BEGIN DATASET EXCERPTS
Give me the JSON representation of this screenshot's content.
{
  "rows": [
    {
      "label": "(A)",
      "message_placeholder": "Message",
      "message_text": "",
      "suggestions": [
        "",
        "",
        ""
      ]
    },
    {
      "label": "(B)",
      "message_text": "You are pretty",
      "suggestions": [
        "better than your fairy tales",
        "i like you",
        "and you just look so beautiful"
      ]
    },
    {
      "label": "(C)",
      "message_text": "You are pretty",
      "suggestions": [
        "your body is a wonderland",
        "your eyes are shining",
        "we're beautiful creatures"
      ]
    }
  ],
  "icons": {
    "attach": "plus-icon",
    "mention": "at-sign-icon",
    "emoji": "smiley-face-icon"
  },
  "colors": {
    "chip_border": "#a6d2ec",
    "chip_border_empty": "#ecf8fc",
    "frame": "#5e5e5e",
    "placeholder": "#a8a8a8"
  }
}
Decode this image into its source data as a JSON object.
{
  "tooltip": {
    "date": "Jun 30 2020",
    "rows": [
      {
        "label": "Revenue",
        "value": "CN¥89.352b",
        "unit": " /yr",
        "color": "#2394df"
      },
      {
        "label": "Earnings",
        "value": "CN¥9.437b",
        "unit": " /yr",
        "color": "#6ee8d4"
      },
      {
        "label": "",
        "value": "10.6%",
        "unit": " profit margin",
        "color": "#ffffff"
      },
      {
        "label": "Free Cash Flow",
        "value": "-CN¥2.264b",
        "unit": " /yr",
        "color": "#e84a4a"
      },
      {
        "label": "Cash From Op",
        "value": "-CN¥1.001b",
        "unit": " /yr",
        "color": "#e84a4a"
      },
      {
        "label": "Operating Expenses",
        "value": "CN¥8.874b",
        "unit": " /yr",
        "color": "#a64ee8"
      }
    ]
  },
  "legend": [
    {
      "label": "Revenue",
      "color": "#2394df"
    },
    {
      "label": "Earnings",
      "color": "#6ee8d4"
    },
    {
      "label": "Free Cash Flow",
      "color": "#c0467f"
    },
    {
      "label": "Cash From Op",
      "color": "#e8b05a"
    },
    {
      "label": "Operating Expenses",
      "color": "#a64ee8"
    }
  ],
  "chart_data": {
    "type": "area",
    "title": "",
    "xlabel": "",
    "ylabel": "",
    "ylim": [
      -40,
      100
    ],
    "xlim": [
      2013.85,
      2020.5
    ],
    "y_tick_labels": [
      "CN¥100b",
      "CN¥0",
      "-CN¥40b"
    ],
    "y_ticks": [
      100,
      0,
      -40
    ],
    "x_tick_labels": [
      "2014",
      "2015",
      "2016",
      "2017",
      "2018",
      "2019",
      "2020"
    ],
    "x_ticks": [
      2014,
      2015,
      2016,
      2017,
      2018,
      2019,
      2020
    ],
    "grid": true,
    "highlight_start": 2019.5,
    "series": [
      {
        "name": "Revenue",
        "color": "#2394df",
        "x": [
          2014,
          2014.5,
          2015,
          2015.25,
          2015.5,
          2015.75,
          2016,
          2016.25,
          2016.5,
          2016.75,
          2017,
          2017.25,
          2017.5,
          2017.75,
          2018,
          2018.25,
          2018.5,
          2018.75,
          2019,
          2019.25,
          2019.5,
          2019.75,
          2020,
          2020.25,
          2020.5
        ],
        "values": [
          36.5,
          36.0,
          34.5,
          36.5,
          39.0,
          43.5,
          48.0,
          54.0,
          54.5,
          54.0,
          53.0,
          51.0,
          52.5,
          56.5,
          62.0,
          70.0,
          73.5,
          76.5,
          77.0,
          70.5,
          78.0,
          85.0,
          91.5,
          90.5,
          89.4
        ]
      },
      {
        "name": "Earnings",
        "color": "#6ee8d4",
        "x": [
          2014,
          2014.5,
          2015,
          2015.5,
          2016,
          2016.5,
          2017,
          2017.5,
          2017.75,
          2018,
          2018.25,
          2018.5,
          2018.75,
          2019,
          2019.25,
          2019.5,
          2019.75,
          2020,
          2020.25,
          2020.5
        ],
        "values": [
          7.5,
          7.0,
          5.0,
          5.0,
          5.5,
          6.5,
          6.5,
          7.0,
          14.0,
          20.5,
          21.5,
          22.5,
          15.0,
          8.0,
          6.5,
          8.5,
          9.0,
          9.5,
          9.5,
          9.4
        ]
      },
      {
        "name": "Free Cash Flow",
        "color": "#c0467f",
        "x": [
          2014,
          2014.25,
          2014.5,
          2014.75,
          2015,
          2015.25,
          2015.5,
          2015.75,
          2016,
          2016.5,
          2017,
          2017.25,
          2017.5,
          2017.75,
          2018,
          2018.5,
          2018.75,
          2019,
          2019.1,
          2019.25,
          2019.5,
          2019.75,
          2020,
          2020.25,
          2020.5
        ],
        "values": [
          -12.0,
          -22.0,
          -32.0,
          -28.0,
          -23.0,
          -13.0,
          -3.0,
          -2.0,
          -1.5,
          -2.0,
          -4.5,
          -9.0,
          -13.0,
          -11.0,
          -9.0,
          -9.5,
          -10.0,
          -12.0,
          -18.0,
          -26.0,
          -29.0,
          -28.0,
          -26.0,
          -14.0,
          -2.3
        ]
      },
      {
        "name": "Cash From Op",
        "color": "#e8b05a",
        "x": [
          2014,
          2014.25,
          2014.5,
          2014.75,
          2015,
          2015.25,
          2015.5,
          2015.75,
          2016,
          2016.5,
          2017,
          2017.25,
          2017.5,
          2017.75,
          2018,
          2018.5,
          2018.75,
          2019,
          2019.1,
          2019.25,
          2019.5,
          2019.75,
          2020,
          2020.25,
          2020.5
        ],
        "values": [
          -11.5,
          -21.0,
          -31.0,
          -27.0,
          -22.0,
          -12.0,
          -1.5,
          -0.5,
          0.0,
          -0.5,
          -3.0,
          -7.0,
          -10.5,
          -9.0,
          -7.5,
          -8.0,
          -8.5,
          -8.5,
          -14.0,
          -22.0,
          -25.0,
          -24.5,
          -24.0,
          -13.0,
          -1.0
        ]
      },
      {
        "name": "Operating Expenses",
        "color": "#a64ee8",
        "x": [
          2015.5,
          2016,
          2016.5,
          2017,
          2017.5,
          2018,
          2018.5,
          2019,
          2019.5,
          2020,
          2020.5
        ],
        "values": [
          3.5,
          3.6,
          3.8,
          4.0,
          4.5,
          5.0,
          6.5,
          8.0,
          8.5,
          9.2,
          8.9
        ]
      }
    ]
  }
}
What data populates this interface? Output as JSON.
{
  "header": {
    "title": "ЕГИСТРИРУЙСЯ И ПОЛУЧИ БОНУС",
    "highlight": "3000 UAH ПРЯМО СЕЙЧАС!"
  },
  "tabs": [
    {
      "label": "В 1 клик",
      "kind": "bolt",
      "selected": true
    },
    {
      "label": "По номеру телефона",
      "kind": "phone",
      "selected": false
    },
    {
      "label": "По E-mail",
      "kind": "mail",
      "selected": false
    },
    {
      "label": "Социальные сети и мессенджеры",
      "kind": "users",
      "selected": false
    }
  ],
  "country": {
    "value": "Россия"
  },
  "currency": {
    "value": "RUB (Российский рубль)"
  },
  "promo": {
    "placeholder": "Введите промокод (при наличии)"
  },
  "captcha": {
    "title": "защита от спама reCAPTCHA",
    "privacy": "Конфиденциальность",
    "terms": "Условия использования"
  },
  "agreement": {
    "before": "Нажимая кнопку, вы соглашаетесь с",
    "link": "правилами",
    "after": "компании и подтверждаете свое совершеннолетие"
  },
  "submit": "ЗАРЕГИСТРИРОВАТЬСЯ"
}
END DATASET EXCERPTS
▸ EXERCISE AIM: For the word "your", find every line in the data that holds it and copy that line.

▸ OUTPUT OF THE TASK:
        "better than your fairy tales",
        "your body is a wonderland",
        "your eyes are shining",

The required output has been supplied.